Stierlitz movies contributed a number of catchphrases, such as "Character: nordic, robust" (Характер — нордический, выдержанный, a personal characteristic, usually mocking or ironic).[20]

Novels with Stierlitz[edit]

Work Years portrayed Years of writing
Бриллианты для диктатуры пролетариата (Diamonds for the Dictatorship of the Proletariat) 1921 1974
Пароль не нужен (No Password Required) 1921—1922 1966
Нежность (Tenderness) 1927 1975
Испанский вариант (Spanish Variant) 1938 1973
Альтернатива (Alternative) 1941 1978
Третья карта (Third Card) 1941 1973
Майор «Вихрь» (Major "Whirlwind") 1944—1945 1968
Семнадцать мгновений весны (Seventeen Moments of Spring) 1945 1969
Приказано выжить (The Order is to Survive) 1945 1982
Экспансия — I (Expansion – Part I) 1946 1984
Экспансия — II (Expansion – Part II) 1946 1987
Экспансия — III (Expansion – Part III) 1947 1987
Отчаяние (Despair) 1947-1953 1990
Бомба для председателя (A Bomb for the Chairman) 1967 1970
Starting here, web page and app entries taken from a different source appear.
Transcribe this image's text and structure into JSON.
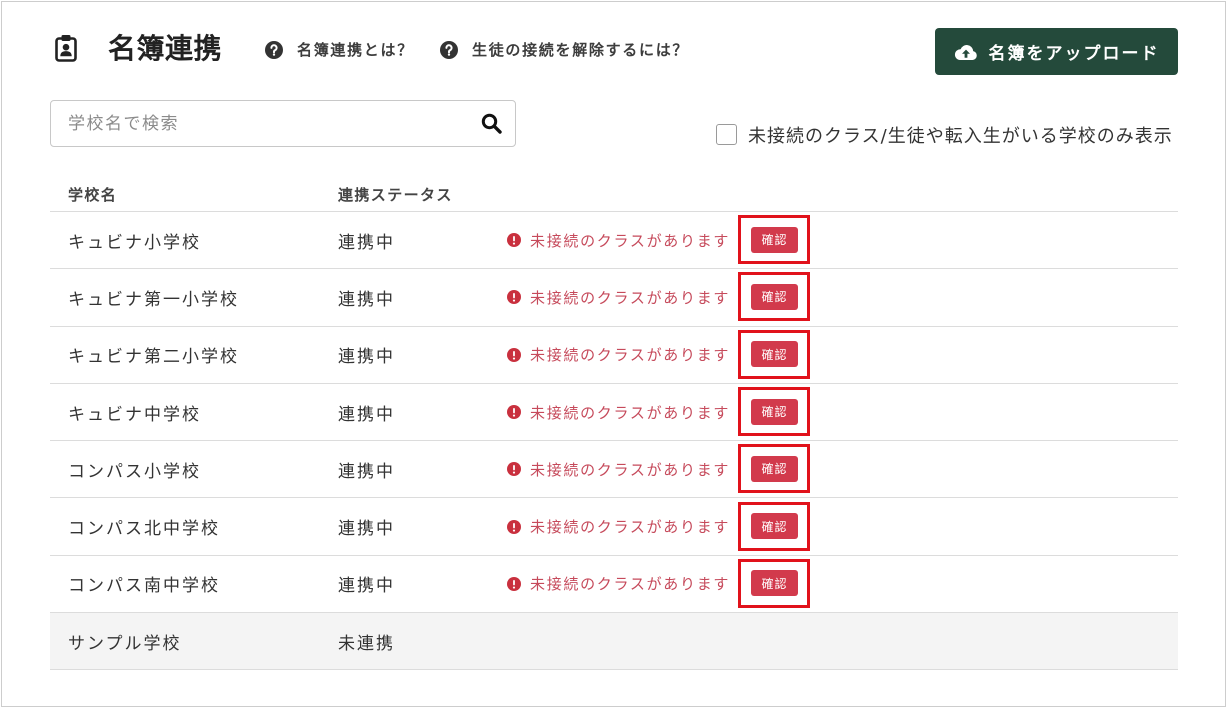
{
  "header": {
    "title": "名簿連携",
    "title_icon": "clipboard-user-icon",
    "help_links": [
      {
        "label": "名簿連携とは？",
        "icon": "question-circle-icon"
      },
      {
        "label": "生徒の接続を解除するには？",
        "icon": "question-circle-icon"
      }
    ],
    "upload_button": {
      "label": "名簿をアップロード",
      "icon": "cloud-upload-icon"
    }
  },
  "search": {
    "placeholder": "学校名で検索",
    "value": "",
    "icon": "search-icon"
  },
  "filter": {
    "label": "未接続のクラス/生徒や転入生がいる学校のみ表示",
    "checked": false
  },
  "table": {
    "columns": [
      "学校名",
      "連携ステータス"
    ],
    "warning_icon": "exclamation-circle-icon",
    "rows": [
      {
        "school": "キュビナ小学校",
        "status": "連携中",
        "warning": "未接続のクラスがあります",
        "action": "確認",
        "highlighted": true
      },
      {
        "school": "キュビナ第一小学校",
        "status": "連携中",
        "warning": "未接続のクラスがあります",
        "action": "確認",
        "highlighted": true
      },
      {
        "school": "キュビナ第二小学校",
        "status": "連携中",
        "warning": "未接続のクラスがあります",
        "action": "確認",
        "highlighted": true
      },
      {
        "school": "キュビナ中学校",
        "status": "連携中",
        "warning": "未接続のクラスがあります",
        "action": "確認",
        "highlighted": true
      },
      {
        "school": "コンパス小学校",
        "status": "連携中",
        "warning": "未接続のクラスがあります",
        "action": "確認",
        "highlighted": true
      },
      {
        "school": "コンパス北中学校",
        "status": "連携中",
        "warning": "未接続のクラスがあります",
        "action": "確認",
        "highlighted": true
      },
      {
        "school": "コンパス南中学校",
        "status": "連携中",
        "warning": "未接続のクラスがあります",
        "action": "確認",
        "highlighted": true
      },
      {
        "school": "サンプル学校",
        "status": "未連携"
      }
    ]
  },
  "colors": {
    "accent": "#244a3b",
    "warning_text": "#c64a5b",
    "warning_icon": "#c9303e",
    "action_button": "#d23a4c",
    "highlight": "#e1121b"
  }
}
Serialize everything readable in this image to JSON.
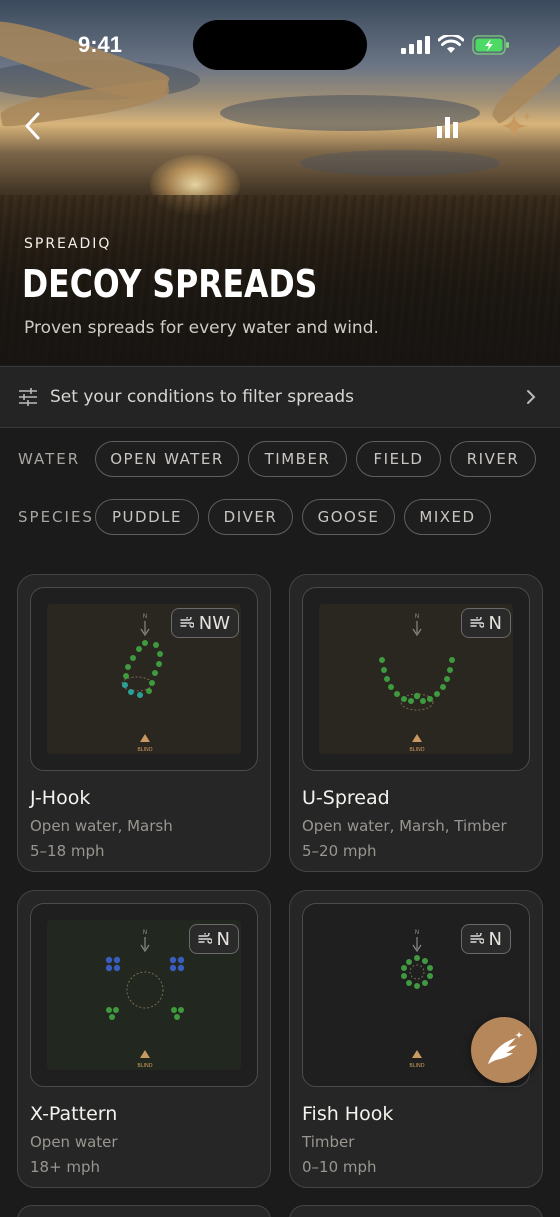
{
  "status_bar": {
    "time": "9:41"
  },
  "hero": {
    "eyebrow": "SPREADIQ",
    "title": "DECOY SPREADS",
    "subtitle": "Proven spreads for every water and wind."
  },
  "filter_bar": {
    "label": "Set your conditions to filter spreads"
  },
  "filters": {
    "water_label": "WATER",
    "water": [
      "OPEN WATER",
      "TIMBER",
      "FIELD",
      "RIVER"
    ],
    "species_label": "SPECIES",
    "species": [
      "PUDDLE",
      "DIVER",
      "GOOSE",
      "MIXED"
    ]
  },
  "diagram_labels": {
    "north": "N",
    "blind": "BLIND"
  },
  "cards": [
    {
      "name": "J-Hook",
      "meta": "Open water, Marsh",
      "speed": "5–18 mph",
      "wind": "NW"
    },
    {
      "name": "U-Spread",
      "meta": "Open water, Marsh, Timber",
      "speed": "5–20 mph",
      "wind": "N"
    },
    {
      "name": "X-Pattern",
      "meta": "Open water",
      "speed": "18+ mph",
      "wind": "N"
    },
    {
      "name": "Fish Hook",
      "meta": "Timber",
      "speed": "0–10 mph",
      "wind": "N"
    }
  ],
  "colors": {
    "accent": "#b5875a",
    "puddle_decoy": "#3f9a3f",
    "teal_decoy": "#2aa198",
    "diver_decoy": "#3b5bbf",
    "blind": "#c89a5f"
  }
}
Adaptations[edit]

Year Work Type Actor Note
1967 No Password Necessary Film Rodion Nakhapetov First adaptation of books.
1967 Major Whirlwind Film none Stierlitz doesn't appear in the film.
1973 Seventeen Moments of Spring Miniseries Vyacheslav Tikhonov Considered the most successful Soviet espionage thriller ever made and is one of the most popular television series in Soviet history.
1975 Diamonds for the Dictatorship of the Proletariat Film Vladimir Ivashov
1976 Life and Death of Ferdinand Lues Miniseries Vsevolod Safonov Adaptation of A Bomb for the Chairman.
1980 Spanish Variant Film Uldis Dumpis Character renamed to Schultz
1983 Order is to Survive Radio Play Vyacheslav Tikhonov Direct sequel to Seventeen Moments of Spring.
2009 Isaev TV Series Daniil Strakhov Adaptation of No Password Necessary and Diamonds for the Dictatorship of the Proletariat.
2014 Штирлиц. Попытка к бегству Theater Play Oleg Gorodetsky
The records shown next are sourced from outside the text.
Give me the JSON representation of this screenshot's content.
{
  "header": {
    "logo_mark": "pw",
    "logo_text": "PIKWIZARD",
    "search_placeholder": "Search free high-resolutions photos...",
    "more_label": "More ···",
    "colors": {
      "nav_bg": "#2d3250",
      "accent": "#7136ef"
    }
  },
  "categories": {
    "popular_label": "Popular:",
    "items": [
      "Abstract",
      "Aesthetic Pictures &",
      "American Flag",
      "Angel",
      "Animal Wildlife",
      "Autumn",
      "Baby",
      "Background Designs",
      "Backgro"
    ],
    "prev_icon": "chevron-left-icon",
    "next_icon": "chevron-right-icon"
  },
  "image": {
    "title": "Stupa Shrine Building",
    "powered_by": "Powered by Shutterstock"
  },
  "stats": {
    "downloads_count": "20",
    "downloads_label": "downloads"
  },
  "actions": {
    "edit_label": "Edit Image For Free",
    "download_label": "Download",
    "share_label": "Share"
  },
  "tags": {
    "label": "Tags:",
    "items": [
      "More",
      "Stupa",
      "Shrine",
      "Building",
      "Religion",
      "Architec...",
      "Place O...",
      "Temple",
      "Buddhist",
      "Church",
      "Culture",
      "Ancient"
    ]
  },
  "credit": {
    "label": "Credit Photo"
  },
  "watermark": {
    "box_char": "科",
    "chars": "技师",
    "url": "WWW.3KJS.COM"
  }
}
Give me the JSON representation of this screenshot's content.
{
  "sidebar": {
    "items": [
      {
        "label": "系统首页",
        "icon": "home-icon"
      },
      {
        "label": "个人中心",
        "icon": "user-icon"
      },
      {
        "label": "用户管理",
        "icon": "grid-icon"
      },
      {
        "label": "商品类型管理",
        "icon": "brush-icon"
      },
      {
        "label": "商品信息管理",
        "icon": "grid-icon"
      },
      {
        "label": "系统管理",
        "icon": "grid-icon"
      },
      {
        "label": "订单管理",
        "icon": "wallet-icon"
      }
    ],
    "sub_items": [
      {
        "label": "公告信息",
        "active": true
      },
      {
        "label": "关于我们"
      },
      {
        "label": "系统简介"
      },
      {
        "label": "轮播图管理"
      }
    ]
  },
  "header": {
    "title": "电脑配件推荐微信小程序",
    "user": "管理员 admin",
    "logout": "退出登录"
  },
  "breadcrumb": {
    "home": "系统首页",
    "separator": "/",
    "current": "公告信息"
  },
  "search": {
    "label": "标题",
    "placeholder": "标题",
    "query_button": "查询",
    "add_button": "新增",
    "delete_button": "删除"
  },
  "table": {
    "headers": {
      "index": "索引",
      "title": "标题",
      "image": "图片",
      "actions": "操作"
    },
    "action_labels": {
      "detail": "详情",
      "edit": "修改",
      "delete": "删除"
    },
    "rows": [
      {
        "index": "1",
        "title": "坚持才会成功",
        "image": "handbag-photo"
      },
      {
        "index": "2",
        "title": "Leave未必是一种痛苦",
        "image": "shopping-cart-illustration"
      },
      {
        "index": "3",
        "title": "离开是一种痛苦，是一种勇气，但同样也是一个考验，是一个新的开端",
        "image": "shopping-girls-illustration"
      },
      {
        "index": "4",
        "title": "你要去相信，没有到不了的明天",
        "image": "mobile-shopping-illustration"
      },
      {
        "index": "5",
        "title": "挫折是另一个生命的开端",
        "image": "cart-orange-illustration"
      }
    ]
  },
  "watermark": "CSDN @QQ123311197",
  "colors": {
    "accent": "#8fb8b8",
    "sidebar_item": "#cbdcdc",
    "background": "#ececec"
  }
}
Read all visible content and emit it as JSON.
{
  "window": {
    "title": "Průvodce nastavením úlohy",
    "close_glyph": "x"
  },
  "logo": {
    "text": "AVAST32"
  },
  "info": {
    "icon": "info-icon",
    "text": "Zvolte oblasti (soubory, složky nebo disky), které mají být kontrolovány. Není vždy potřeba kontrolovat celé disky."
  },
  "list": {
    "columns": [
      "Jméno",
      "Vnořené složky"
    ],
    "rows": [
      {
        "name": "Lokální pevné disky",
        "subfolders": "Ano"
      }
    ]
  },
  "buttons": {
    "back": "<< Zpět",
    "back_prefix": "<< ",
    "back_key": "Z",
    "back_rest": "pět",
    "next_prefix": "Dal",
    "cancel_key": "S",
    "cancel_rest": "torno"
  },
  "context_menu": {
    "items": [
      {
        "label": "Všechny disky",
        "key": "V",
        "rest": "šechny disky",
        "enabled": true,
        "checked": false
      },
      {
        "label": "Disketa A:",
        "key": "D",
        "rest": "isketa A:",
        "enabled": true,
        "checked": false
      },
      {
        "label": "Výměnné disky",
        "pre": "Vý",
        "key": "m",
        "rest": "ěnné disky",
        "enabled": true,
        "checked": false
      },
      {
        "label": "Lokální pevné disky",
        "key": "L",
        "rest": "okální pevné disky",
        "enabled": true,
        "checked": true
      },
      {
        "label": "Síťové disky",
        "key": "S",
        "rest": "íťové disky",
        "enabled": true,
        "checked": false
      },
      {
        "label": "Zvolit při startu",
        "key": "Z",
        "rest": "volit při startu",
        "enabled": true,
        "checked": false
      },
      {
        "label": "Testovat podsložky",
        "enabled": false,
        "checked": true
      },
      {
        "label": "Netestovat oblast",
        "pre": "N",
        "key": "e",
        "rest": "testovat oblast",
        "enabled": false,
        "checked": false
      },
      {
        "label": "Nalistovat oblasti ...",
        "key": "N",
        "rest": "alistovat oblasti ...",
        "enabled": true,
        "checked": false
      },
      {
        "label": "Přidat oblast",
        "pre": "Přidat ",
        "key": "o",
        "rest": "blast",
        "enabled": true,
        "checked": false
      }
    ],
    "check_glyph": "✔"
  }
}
Parodies[edit]

Year Work Type Actor Note
2001 Eighteenth Moment of Spring Film Vasily Antonov Parody of Seventeen Moments of Spring.
2008 Hitler Goes Kaput! Film Pavel Derevyanko Parody of Seventeen Moments of Spring.

See also[edit]

Books and articles[edit]

  • Jens, Erik (June 2017). "Cold War Spy Fiction in Russian Popular Culture: From Suspicion to Acceptance via Seventeen Moments of Spring". Studies in Intelligence. 61 (2): 37–47.

Notes and references[edit]

  1. ^ a b Jens 2017, p. 37.
  2. ^ a b Jens 2017, p. 38.
  3. ^ a b Jens 2017, p. 38-39.
  4. ^ a b Jens 2017, p. 39.
  5. ^ a b c d e f Jens 2017, p. 40.
  6. ^ a b c d e f g h i j k Jens 2017, p. 41.
  7. ^ Jens 2017, p. 40-41.
  8. ^ Jens 2017, p. 41-42.
  9. ^ According to the first novel about him, "Diamonds for the Dictatorship of the Proletariat"
  10. ^ Beumers, Birgit (2005). Pop culture Russia!: media, arts, and lifestyle. ABC-CLIO. p. 196. ISBN 978-1-85109-459-2.
  11. ^ a b Zassoursky, Ivan (2004). Media and power in post-Soviet Russia. M.E. Sharpe. pp. 132–134. ISBN 978-0-7656-0864-2.
  12. ^ a b Beumers, p. 180
  13. ^ a b Sakwa, Richard (2009). Putin: Russia's choice. Routledge. p. 6. ISBN 978-0-415-40765-6.
  14. ^ a b c d e f g h i j k Jens 2017, p. 42.
  15. ^ a b c d e f g Jens 2017, p. 43.
  16. ^ Jens 2017, p. 44.
  17. ^ Jens 2017, p. 42-43.
  18. ^ Beumers, p. 181
  19. ^ "Soviet Union's favorite 'spy' dies aged 81". RIA Novosti. 2009-12-04.
  20. ^ "Large Dictionary: Catch Phrases of the National Cinema" (Большой словарь: Крылатые фразы отечественного кино) 2001, ISBN 5-7654-1735-3, p. 321